In 1938, Charles Madge and Tom Harrisson argued that Mass Observers 'are the cameras with which we are trying to photograph contemporary life'. Although photography was a part of the wider strategies of Mass Observation (MO) in its first phase, it remained marginal in relation to textual research methods. This continued with the post-1981 revival of the Mass Observation Project (MOP) with its emphasis on life writing, although the Mass Observation Archive now houses several major photographic archives among its Related Collections.

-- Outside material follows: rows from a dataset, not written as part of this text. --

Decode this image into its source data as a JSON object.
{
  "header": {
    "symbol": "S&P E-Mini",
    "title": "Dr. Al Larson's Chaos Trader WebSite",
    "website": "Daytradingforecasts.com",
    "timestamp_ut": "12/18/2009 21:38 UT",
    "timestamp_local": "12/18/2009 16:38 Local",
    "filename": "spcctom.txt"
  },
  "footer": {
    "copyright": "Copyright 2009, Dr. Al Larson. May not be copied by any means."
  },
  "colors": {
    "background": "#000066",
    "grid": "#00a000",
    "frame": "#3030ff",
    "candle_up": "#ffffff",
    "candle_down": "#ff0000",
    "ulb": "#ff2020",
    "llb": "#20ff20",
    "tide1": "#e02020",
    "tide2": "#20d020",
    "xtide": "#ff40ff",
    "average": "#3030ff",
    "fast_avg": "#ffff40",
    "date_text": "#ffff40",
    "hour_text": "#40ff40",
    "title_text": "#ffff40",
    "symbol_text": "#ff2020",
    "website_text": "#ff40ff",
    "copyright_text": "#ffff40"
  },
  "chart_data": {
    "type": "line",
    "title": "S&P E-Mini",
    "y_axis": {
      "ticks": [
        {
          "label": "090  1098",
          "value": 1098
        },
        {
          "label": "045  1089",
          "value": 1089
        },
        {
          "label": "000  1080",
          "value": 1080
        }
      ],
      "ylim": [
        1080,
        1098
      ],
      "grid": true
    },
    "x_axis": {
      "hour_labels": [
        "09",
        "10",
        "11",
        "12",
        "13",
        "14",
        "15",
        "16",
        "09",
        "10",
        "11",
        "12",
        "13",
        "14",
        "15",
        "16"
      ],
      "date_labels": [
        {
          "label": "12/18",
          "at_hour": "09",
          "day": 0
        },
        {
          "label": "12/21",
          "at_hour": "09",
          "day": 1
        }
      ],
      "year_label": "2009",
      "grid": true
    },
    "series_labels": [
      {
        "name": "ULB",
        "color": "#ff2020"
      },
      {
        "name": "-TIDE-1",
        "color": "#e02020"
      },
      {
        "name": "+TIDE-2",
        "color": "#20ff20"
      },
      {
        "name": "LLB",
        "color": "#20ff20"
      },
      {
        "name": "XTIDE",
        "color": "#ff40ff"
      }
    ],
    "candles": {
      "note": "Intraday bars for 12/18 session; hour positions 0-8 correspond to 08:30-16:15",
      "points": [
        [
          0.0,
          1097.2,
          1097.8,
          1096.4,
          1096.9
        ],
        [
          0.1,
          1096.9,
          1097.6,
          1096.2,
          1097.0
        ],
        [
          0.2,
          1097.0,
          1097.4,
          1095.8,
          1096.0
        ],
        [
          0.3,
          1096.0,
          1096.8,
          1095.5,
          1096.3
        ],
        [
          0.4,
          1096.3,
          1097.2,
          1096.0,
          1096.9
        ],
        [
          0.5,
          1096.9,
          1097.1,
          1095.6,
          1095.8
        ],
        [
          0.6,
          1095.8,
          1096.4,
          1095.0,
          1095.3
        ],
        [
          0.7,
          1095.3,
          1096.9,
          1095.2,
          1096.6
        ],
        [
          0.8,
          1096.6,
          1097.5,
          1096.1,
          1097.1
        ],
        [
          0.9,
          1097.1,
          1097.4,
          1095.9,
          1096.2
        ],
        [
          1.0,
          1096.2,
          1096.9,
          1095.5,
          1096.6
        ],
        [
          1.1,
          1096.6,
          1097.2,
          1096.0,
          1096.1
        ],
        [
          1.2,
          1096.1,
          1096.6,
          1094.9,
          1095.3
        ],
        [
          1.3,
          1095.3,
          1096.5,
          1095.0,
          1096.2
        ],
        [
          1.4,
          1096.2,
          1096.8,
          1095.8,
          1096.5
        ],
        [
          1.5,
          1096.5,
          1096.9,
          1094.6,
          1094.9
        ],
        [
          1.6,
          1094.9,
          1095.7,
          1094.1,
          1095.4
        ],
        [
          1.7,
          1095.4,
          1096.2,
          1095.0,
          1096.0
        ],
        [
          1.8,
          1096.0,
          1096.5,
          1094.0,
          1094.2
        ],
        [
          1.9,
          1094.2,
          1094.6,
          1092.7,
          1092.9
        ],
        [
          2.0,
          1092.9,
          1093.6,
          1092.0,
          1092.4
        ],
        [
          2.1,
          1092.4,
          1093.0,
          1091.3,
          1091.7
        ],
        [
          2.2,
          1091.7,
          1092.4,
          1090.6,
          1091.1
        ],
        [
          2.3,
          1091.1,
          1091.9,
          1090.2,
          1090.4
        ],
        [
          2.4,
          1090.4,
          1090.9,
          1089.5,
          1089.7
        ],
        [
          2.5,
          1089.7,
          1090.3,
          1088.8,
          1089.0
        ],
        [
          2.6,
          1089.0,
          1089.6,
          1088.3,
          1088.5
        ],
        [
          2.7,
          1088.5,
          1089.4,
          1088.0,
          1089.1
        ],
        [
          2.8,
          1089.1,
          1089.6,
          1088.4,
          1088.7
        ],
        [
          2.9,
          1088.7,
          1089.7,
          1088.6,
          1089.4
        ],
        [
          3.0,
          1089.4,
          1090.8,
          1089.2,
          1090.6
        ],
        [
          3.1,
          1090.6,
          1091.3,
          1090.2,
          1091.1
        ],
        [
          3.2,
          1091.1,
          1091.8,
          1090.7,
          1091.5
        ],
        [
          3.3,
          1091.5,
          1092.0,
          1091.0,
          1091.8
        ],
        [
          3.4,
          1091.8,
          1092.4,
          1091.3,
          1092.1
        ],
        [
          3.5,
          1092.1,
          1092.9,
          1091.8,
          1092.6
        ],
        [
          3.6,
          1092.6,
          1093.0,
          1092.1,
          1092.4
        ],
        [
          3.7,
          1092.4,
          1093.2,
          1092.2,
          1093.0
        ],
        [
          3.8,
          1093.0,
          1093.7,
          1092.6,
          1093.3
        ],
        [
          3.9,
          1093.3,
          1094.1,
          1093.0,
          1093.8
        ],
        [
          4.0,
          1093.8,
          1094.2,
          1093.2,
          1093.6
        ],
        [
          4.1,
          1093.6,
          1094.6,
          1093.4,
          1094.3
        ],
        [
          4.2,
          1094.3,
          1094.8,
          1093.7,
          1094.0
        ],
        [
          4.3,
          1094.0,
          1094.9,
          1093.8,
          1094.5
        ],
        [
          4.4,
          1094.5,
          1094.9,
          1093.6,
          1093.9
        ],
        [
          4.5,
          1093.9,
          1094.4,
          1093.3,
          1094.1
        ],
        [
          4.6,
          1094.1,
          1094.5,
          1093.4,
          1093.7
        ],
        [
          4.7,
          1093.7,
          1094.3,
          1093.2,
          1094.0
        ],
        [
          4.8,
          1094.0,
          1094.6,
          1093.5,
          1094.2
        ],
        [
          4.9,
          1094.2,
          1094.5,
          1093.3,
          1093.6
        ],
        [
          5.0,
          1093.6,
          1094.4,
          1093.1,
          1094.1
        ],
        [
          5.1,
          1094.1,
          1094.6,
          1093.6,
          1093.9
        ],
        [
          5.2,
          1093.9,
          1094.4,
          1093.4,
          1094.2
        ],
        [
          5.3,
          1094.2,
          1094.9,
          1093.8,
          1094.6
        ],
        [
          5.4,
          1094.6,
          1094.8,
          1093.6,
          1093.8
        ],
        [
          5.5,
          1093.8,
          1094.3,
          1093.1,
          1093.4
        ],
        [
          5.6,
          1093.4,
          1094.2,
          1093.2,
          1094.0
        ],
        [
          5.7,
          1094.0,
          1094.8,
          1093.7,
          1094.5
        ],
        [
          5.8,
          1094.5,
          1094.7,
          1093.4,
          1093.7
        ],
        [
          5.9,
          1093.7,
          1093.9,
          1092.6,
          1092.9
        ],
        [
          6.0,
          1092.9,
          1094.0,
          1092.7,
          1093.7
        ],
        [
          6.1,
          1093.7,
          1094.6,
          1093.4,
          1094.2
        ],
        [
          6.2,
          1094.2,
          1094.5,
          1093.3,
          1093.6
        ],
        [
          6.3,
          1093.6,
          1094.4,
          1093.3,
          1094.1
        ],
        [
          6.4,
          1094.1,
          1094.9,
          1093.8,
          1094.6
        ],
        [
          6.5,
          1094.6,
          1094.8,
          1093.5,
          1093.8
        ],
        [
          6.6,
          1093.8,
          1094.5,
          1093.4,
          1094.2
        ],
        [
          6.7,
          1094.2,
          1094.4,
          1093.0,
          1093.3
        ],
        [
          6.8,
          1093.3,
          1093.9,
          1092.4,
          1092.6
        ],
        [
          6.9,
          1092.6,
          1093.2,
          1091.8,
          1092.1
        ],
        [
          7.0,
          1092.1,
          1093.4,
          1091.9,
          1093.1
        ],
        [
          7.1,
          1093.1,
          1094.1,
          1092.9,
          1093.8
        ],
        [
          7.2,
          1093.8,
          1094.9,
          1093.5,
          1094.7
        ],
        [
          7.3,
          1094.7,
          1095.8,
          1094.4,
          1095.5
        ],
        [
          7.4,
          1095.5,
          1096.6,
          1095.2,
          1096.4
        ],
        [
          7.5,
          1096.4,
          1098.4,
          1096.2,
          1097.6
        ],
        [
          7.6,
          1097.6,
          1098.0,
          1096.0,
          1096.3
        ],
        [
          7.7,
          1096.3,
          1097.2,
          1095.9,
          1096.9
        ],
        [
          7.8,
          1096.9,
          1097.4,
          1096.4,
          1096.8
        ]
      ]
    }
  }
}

With wider shifts in technology and accessibility, however, photographs now accompany many MOP correspondents' submissions. Photography has also been the subject of focused directives in recent years. In MO's Covid-19 collections, the visual appears in a range of forms, from correspondent-generated photographs, creative photomontages and screengrabs of memes to textual discussion of the power of the photograph in pandemic news media. As part of wider analysis of the role of popular photography in picturing the pandemic, including parallel mass-participation photography projects that explicitly reference MO as their inspiration, this talk examines what might be distinctive about visual observation and photographic communication in MO's Covid-19 Collections.
|15 Sept 2021
|Mass Observation Archive, United Kingdom
|Degree of Recognition